“It’s amazing how close Ask.Buzz is to the actual numbers,” says Thatcher. “And remember, our stated goal is to create a tool that theme park designers can use as an early reference. Our goal was to be in the ‘ballpark.’ And we are certainly there. It’s amazing to us how accurate Buzz Price’s formulas are 10 years after his passing.”
His personality is infused into the site. A cartoon of Buzz is front and center on every page and clicking on it brings up catchphrases from the man himself in a speech bubble.
“We wanted to capture his personality,” says Thatcher. “We wanted people to feel like Buzz Price himself was…doing some quick calculations on a white board. Based on the feedback we’ve received from people who knew and worked with Buzz, we have done it. The animated Buzz Price character and real Buzz Price quotes in the speech bubbles is an important part of capturing the spirit of this Disney Legend.”
Thatcher had a helping hand from a number of theme park designers including one who knew Buzz better than anyone. In addition to Granaroli, Thatcher and his daughter Zoe, the website team included Vlad Perelman from Backpack Creative, Bob Chambers from The Producer’s Group and Buzz Price’s son David who runs his own theme park planning and design firm.
“My dad was excellent at crunching numbers in his head,” says David. He adds that this is what is needed to “help focus the creative discussion. And so that was one of our goals with this web site — to help people bring Buzz into their planning sessions today.”
Thatcher adds that “we’ve been talking about it for two years, but once we decided to actually build it, the web site only took two months…I was watching my daughter play Roller Coaster Tycoon and wondered whether we could create an app that allowed professionals to crunch numbers. I then re-read Buzz Price’s book and realized we had everything we needed to create a web site.
“However, I didn’t know Buzz’s son David, so I happened to be in Dubai at the same time Bob Chambers from The Producer’s Group was in town so we had lunch at iHop in the Mall of the Emirates. I told him about my idea and he agreed to introduce me to David Price…The idea languished while we all stayed busy working on other projects. Then, COVID-19 hit…The pandemic has delayed and even canceled a number of projects. In other words, COVID-19 gave us the time.”

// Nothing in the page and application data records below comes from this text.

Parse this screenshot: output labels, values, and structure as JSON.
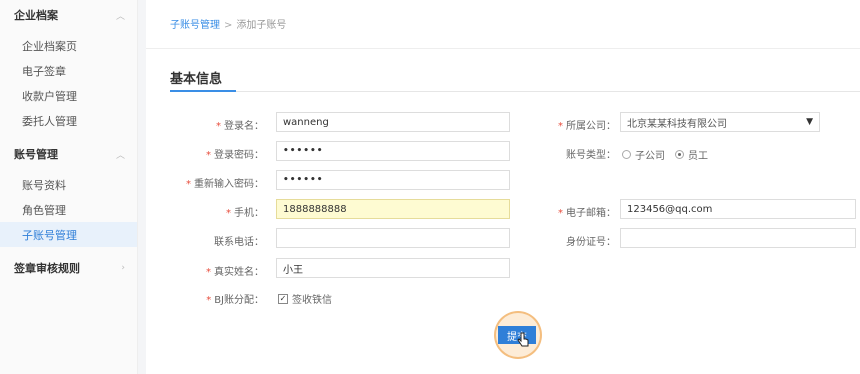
{
  "sidebar": {
    "sections": [
      {
        "title": "企业档案",
        "items": [
          "企业档案页",
          "电子签章",
          "收款户管理",
          "委托人管理"
        ]
      },
      {
        "title": "账号管理",
        "items": [
          "账号资料",
          "角色管理",
          "子账号管理"
        ]
      },
      {
        "title": "签章审核规则",
        "items": []
      }
    ],
    "active_item": "子账号管理",
    "chevron_icons": [
      "chevron-up-icon",
      "chevron-up-icon",
      "chevron-right-icon"
    ]
  },
  "breadcrumb": {
    "parent": "子账号管理",
    "separator": ">",
    "current": "添加子账号"
  },
  "section_title": "基本信息",
  "form": {
    "username": {
      "label": "登录名：",
      "value": "wanneng"
    },
    "password": {
      "label": "登录密码：",
      "value": "••••••"
    },
    "confirm_password": {
      "label": "重新输入密码：",
      "value": "••••••"
    },
    "phone": {
      "label": "手机：",
      "value": "1888888888"
    },
    "contact_phone": {
      "label": "联系电话：",
      "value": ""
    },
    "real_name": {
      "label": "真实姓名：",
      "value": "小王"
    },
    "bj_assign": {
      "label": "BJ账分配：",
      "option": "签收铁信",
      "checked": true
    },
    "company": {
      "label": "所属公司：",
      "value": "北京某某科技有限公司"
    },
    "account_type": {
      "label": "账号类型：",
      "options": [
        "子公司",
        "员工"
      ],
      "selected": "员工"
    },
    "email": {
      "label": "电子邮箱：",
      "value": "123456@qq.com"
    },
    "id_number": {
      "label": "身份证号：",
      "value": ""
    }
  },
  "submit_label": "提交",
  "colors": {
    "accent": "#2f7fd8",
    "required": "#e74c3c",
    "highlight_field": "#fefbd2",
    "click_ring": "#f0aa5a"
  }
}
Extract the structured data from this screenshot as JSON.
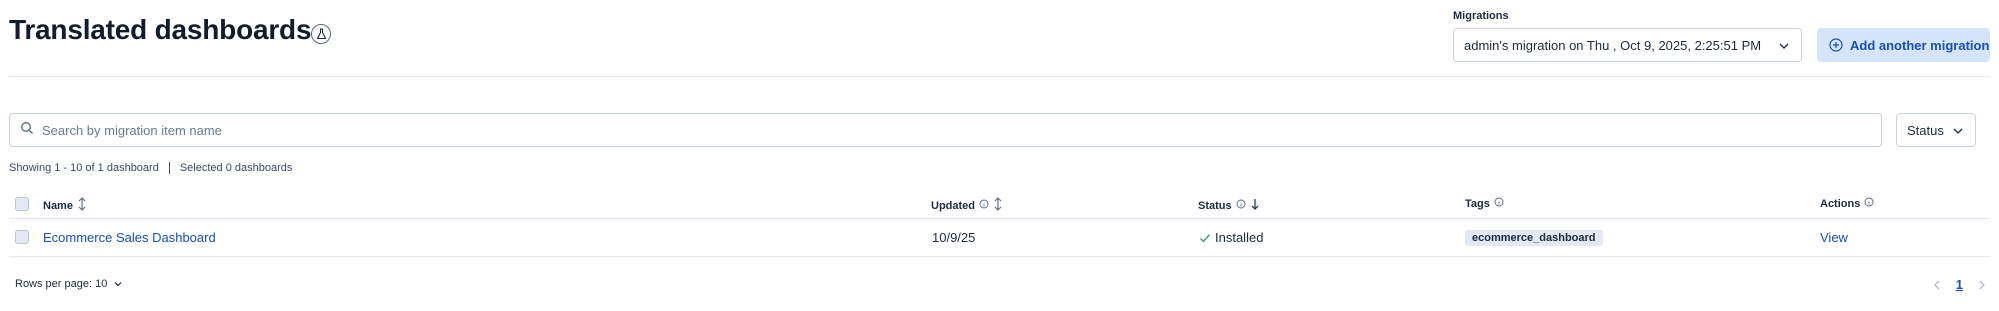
{
  "page": {
    "title": "Translated dashboards"
  },
  "migrations": {
    "label": "Migrations",
    "selected": "admin's migration on Thu , Oct 9, 2025, 2:25:51 PM",
    "add_button": "Add another migration"
  },
  "search": {
    "placeholder": "Search by migration item name",
    "value": ""
  },
  "filters": {
    "status_label": "Status"
  },
  "summary": {
    "showing": "Showing 1 - 10 of 1 dashboard",
    "selected": "Selected 0 dashboards"
  },
  "table": {
    "columns": {
      "name": "Name",
      "updated": "Updated",
      "status": "Status",
      "tags": "Tags",
      "actions": "Actions"
    },
    "rows": [
      {
        "name": "Ecommerce Sales Dashboard",
        "updated": "10/9/25",
        "status": "Installed",
        "tag": "ecommerce_dashboard",
        "action": "View"
      }
    ]
  },
  "pagination": {
    "rows_per_page": "Rows per page: 10",
    "current_page": "1"
  },
  "colors": {
    "accent": "#1750ba",
    "success": "#3ba37f",
    "border": "#cad3e2"
  }
}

Thatcher says that “the only concerns we’ve heard are from people who worry that developers will make investment decisions based on Ask.Buzz. As we clearly spell out in the disclaimer, this tool is meant for creative professionals in the early stages of a project. There are so many variables involved in each project that Ask.Buzz was never intended as a replacement for more formal feasibility studies.”
The cost of a theme park operator licensing the Intellectual Property from a studio isn’t factored into the calculations. Neither is the location, market size, available public transportation or the back office area of the park.
Nevertheless, there is nothing else like it in the industry and it represents an early stage step which is normally done by a team of professionals. Thatcher says his team has “no plans to charge for Ask.Buzz in the future. This was a passion project for our entire team. We wanted to honor Buzz Price and provide a tool that we ourselves would want to use.” It isn’t stopping there.
“Now that we have a formula for theme parks, our next step will be to introduce the same thing for museums and family entertainment centers by November 2020,” says Thatcher. The flexibility of the formula shows that Price really did have the magic touch.